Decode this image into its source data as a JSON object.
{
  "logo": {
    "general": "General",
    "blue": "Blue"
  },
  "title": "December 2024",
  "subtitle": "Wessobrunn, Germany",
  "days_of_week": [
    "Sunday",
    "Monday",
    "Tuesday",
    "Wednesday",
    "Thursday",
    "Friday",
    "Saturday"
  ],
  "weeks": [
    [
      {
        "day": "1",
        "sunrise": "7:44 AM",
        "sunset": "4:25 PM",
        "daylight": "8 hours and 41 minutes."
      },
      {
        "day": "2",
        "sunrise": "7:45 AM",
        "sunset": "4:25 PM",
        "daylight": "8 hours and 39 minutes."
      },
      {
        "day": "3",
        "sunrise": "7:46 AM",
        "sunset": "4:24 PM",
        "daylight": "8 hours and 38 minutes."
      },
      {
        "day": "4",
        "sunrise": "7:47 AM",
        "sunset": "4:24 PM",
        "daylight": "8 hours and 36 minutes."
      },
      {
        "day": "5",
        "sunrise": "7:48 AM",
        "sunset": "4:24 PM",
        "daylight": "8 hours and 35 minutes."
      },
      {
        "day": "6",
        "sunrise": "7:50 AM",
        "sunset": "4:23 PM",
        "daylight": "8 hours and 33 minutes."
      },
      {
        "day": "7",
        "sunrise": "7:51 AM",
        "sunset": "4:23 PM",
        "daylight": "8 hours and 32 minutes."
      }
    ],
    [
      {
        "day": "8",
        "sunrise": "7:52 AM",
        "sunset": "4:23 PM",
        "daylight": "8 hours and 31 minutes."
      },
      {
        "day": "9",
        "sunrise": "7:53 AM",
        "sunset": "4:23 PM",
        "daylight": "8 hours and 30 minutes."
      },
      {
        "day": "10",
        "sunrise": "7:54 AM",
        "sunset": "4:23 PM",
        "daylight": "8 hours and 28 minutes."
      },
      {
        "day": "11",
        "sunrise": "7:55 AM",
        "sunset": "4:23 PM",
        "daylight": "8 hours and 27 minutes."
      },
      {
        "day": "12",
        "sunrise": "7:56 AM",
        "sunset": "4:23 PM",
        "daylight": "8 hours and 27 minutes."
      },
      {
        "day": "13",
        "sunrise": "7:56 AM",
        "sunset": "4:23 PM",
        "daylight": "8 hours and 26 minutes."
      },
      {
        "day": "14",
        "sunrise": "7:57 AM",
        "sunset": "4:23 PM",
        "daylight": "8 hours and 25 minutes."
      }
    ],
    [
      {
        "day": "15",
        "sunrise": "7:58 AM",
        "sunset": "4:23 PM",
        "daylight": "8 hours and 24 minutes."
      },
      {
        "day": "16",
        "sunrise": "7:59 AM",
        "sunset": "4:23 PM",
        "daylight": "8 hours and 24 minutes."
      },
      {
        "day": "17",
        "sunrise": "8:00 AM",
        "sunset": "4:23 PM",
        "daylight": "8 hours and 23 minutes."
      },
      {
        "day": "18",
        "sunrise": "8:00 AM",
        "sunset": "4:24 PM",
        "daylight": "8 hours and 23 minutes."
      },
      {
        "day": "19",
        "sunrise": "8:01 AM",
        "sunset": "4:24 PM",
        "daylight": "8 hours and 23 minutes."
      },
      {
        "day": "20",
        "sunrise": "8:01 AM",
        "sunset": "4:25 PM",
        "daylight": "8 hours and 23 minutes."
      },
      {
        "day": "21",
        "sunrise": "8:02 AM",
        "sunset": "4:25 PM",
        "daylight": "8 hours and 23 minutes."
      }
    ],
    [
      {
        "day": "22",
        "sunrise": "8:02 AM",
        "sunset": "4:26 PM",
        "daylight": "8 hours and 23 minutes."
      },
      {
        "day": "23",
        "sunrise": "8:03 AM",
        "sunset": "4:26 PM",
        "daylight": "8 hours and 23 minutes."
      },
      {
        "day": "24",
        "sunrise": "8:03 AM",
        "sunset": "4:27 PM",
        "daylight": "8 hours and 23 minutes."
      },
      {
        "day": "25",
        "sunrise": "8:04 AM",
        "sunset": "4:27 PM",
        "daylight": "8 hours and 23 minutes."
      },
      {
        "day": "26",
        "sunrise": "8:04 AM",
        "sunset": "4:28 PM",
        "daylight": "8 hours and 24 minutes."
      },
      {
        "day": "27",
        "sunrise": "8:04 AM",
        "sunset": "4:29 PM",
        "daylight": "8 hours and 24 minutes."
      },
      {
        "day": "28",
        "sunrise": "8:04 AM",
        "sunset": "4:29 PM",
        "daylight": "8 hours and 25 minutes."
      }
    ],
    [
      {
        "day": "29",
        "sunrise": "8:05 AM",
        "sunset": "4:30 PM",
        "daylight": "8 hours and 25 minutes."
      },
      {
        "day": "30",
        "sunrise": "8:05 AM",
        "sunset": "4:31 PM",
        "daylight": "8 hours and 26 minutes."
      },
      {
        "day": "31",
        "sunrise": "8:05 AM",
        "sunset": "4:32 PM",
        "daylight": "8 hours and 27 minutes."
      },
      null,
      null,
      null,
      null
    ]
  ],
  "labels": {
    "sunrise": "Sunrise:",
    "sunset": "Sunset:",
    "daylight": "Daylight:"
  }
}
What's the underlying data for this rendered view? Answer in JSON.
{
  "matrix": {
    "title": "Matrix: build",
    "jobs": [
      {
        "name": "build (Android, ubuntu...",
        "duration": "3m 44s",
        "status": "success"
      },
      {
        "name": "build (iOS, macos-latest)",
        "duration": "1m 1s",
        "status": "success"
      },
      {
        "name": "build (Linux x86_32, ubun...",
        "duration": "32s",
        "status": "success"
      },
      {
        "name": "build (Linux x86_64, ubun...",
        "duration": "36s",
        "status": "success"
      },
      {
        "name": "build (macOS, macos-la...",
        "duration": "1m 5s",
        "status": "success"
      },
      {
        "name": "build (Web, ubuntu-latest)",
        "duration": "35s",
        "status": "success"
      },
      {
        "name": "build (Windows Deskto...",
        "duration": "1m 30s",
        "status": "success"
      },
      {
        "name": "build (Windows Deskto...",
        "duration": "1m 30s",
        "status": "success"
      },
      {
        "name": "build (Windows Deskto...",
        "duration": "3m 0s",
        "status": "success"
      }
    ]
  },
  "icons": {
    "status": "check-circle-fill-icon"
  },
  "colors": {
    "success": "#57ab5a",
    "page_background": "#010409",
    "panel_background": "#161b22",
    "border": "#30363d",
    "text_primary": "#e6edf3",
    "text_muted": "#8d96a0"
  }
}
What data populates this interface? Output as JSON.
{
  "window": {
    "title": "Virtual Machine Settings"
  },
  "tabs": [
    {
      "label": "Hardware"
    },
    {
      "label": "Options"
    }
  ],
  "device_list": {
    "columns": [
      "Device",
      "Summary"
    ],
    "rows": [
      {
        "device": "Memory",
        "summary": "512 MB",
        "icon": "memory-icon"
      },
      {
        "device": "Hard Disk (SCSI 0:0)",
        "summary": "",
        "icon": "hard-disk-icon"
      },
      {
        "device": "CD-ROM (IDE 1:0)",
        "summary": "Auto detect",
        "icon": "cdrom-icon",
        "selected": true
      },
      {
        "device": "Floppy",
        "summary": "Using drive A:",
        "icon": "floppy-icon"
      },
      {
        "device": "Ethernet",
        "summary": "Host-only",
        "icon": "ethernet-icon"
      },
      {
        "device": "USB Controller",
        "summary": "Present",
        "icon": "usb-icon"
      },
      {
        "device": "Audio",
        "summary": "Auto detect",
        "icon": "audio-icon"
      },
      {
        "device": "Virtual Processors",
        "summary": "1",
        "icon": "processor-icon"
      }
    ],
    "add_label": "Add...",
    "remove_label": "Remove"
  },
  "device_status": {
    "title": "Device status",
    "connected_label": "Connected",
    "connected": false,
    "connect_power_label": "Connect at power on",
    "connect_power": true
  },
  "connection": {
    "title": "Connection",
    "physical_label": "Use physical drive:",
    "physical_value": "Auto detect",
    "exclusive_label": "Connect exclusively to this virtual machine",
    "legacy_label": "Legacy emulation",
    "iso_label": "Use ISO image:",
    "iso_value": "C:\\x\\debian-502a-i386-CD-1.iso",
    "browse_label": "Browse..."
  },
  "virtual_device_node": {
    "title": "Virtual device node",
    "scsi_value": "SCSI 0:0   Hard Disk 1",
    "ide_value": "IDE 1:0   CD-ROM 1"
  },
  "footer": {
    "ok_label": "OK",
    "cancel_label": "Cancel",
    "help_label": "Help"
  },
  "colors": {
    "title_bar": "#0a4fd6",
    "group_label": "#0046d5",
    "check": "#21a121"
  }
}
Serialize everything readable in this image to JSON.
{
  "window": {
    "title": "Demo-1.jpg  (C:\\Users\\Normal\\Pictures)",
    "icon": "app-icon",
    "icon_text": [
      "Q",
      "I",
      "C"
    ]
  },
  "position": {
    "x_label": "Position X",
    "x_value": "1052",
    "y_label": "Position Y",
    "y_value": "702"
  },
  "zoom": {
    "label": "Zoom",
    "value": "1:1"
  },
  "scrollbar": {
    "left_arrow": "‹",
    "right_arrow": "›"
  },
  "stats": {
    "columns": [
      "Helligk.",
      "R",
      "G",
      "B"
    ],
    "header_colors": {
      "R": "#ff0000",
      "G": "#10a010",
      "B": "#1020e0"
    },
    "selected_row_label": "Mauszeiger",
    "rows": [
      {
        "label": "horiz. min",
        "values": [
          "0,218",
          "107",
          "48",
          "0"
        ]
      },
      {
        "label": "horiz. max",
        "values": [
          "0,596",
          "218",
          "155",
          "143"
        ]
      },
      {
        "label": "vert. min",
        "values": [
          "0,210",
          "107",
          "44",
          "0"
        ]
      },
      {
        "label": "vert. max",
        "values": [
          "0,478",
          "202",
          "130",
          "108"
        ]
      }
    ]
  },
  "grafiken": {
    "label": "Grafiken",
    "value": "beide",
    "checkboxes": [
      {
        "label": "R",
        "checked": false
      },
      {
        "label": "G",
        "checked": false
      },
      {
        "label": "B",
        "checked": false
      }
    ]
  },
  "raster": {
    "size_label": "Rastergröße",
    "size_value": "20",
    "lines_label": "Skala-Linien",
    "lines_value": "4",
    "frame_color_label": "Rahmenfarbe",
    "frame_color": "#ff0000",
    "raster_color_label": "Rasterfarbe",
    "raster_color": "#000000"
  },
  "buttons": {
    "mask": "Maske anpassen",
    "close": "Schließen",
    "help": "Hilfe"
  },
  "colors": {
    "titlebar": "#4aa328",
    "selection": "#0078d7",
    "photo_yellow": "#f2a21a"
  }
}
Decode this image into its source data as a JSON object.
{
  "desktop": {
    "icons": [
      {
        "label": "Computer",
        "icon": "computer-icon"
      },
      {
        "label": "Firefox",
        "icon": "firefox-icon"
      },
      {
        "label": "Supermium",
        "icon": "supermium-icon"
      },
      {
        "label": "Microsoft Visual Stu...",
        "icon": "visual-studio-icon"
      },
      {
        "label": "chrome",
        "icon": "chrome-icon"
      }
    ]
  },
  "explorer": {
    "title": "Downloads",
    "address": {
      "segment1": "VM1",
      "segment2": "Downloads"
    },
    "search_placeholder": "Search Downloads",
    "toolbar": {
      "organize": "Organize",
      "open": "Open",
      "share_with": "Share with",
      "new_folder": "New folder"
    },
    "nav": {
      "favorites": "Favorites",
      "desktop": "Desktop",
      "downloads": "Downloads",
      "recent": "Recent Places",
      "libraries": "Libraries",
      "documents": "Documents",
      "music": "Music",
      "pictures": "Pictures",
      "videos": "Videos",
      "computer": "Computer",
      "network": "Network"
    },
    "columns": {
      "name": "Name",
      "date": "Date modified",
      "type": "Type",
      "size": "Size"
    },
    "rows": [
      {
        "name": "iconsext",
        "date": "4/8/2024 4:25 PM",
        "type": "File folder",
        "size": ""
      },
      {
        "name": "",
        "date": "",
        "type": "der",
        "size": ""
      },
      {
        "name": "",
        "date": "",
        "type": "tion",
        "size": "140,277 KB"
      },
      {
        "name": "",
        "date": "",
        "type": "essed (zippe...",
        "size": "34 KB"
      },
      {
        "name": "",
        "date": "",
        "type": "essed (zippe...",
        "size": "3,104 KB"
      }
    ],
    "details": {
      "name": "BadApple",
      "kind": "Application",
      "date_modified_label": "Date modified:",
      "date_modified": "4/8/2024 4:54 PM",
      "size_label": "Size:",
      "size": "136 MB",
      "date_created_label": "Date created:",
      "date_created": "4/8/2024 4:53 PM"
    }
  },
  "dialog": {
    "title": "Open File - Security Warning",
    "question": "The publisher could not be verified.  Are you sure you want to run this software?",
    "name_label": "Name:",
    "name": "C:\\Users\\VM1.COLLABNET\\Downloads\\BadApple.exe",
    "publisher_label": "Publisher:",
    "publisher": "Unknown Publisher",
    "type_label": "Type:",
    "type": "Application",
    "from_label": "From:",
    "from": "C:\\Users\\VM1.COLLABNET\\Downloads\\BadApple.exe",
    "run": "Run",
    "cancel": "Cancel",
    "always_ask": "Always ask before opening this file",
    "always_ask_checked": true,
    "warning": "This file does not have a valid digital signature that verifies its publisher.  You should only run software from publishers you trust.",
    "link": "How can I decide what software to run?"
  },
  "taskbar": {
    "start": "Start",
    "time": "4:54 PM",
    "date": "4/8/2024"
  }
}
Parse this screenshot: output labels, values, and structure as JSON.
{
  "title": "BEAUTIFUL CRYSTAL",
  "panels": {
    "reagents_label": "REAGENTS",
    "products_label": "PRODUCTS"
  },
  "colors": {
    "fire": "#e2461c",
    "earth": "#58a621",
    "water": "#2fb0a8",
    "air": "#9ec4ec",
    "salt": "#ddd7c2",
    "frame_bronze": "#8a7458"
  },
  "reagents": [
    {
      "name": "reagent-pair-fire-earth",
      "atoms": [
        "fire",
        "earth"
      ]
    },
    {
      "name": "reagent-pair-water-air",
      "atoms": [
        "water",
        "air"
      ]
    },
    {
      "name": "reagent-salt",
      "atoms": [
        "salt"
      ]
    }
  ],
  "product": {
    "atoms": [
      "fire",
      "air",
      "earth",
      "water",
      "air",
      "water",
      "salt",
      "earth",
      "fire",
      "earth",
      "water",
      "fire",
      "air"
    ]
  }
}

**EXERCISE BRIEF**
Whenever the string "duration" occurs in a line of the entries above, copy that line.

**SOLUTION BELOW**
        "duration": "3m 44s",
        "duration": "1m 1s",
        "duration": "32s",
        "duration": "36s",
        "duration": "1m 5s",
        "duration": "35s",
        "duration": "1m 30s",
        "duration": "1m 30s",
        "duration": "3m 0s",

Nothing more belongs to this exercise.